The 280 acres of Esthwaite Water is a firm favourite with anglers who fish the well stocked waters for pike and trout. It is close to Hawkshead and its shores support a variety of wild life and include secluded sections of peace and quiet to sit and reflect or to take a gentle level walk. It was certainly a favourite spot of William Wordsworth and moved him to write of it in his poems. There are facilities for boat and / or rod hire, a children’s fishing area and a café serving hot and cold meals. A short walk from the village but car parking close to the waters edge is available. Disabled access.
The tarn is about four miles from Hawkshead. Its 25 acres have been designated as an area of special scientific interest and supports extensive reed beds, brown trout, roach, perch and eel.
Windermere Cross Ferry Service
The ferry is an ideal way to reduce the journey time between Hawkshead and Bowness for car, bicycle and foot passengers. The five minute crossing lands at Ferry Nab, close to parking facilities, Bowness promenade, a selection of lake cruises, boat hire and the shops, cafes and restaurants close to the shoreline. Some queuing for the ferry at peak time but the time spent waiting is well compensated by lovely lake views.

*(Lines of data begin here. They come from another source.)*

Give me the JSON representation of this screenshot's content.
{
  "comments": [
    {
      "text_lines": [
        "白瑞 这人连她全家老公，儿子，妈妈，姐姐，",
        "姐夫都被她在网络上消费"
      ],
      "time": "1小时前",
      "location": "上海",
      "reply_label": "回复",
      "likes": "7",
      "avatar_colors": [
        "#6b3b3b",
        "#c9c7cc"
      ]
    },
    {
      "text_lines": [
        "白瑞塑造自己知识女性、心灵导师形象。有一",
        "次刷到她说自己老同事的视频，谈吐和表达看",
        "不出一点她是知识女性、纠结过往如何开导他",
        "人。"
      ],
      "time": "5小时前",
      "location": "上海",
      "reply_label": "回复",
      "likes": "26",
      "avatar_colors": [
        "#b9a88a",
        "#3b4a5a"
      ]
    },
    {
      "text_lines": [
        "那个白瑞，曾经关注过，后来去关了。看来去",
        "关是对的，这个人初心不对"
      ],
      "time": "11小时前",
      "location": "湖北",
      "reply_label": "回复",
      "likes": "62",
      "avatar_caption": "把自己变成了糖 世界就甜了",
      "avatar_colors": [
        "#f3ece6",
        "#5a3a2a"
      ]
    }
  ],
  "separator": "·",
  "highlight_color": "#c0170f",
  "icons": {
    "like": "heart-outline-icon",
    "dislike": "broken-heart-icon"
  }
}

Other Attractions and events
Go to our Events or Things to See and Do pages for details of attractions and events all easily reached from Hawkshead. The local summer shows are particularly entertaining and include the famous Cumberland and Westmorland Wrestling, fell racing, hound trailing, sheepdog trials, dog shows, ferret racing, locally brewed ales, homemade food from local produce and all the traditions of this proud region.
Main Street. Charming Coffee Shop serving delicious cakes, fresh sandwiches and a good selection of wines.